I. Colin Prentice
I. Colin Prentice

The 2002 Milutin Milankovic Medal is awarded to I. Colin Prentice for his outstanding contributions in modelling the terrestrial biosphere as an interactive component of our Earth system.

Dr. Colin Prentice is the author or co-author of about 150 scientific papers which all contribute to the same central objectives: the recognition of the terrestrial biosphere as an essential, interactive part of the Earth system, and a better understanding of its link with the global climate changes, past or future. Dr. Prentice has played a decisive role in designing numerical models that can simulate the global evolution of the terrestrial ecosystems including the carbon exchanges and their link with climate, the water and nitrogen cycling, the water and energy exchanges between the vegetation and the atmosphere, and the dynamics of vegetation systems. He has been using global and regional analysis of past an present data to test and validate his models, which have also been applied to investigate future climate change scenarios. Dr. Colin Prentice has contributed actively to the recent IPCC report in which he has been a Convening Lead Author. His pioneering work has contributed to develop an active worldwide community, studying issues which are essential to evaluate the amplitude and possible impacts of future climate changes.
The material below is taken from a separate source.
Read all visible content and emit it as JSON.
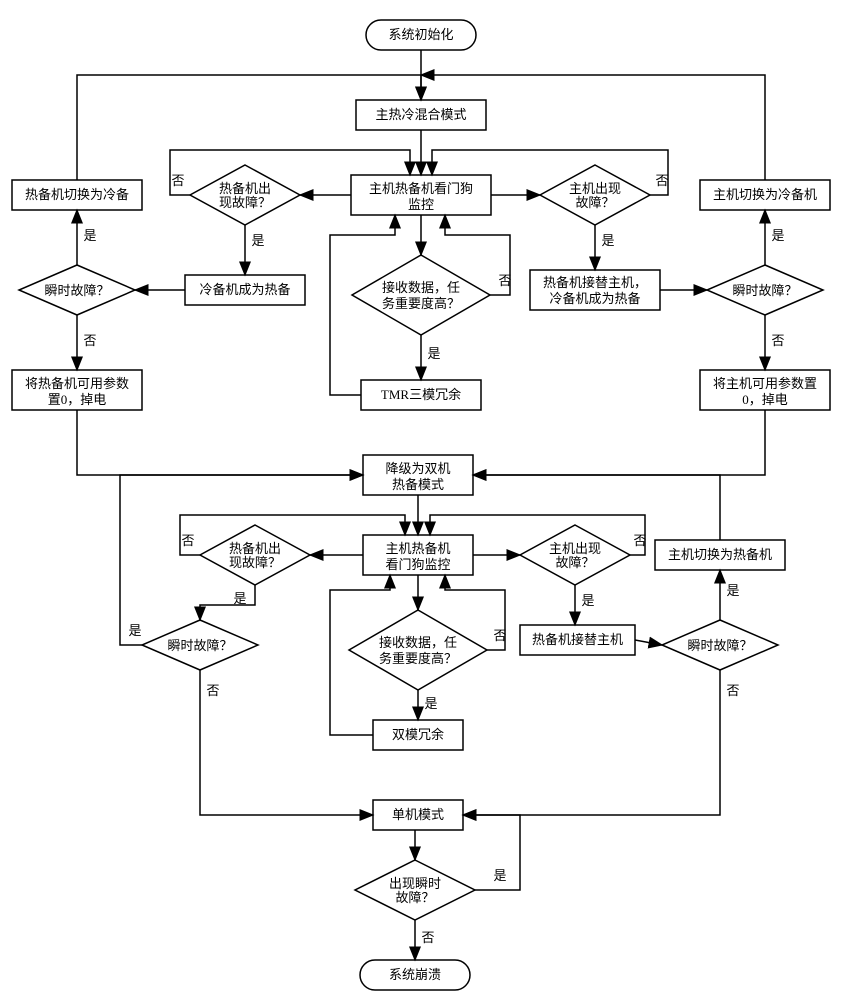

Reply
I am a plant ecologist and palaeoecologist by training, with experience in the field working with vegetation and in the laboratory working with pollen grains in sediments…. however, I have always been a theoretician at heart, and interested in new applications of physics and mathematics to ecological problems. My research has ranged over multivariate data analysis, pollen dispersal modelling, vegetation dynamics (including forest succession modelling), palaeoenvironment reconstruction and analysis, and most recently global biosphere modelling, biosphere-atmosphere interactions and the global carbon cycle. I obtained my Ph.D. at Cambridge in 1977 and embarked on a career as an itinerant postdoc in several European countries. Soon after getting my first tenured research position (at Uppsala University in 1988), I moved to become Professor of Plant Ecology at Lund University. Then, in 1997, I was invited to become a founder-director of the new Max Planck Institute for Biogeochemistry in Jena. I am a long-standing member of the IGBP’s Global Analysis, Integration and Modelling task force (GAIM); I have also been deeply involved in the work of the IPCC. My interest in Milankovic’s theory (and, indeed, my involvement with global climate modelling) started when I was invited to join the Co-operative Holocene Mapping Project (COHMAP) almost exactly twenty years ago, and got a further boost when Sweden moved closer to Europe in the late 1980s. My research group is called ‘Global Ecology’, which can also be considered as a branch of geophysics that focuses on the role of the biosphere in the regulation of atmospheric composition and climate.

I. Colin Prentice
Jena, 23 March 2002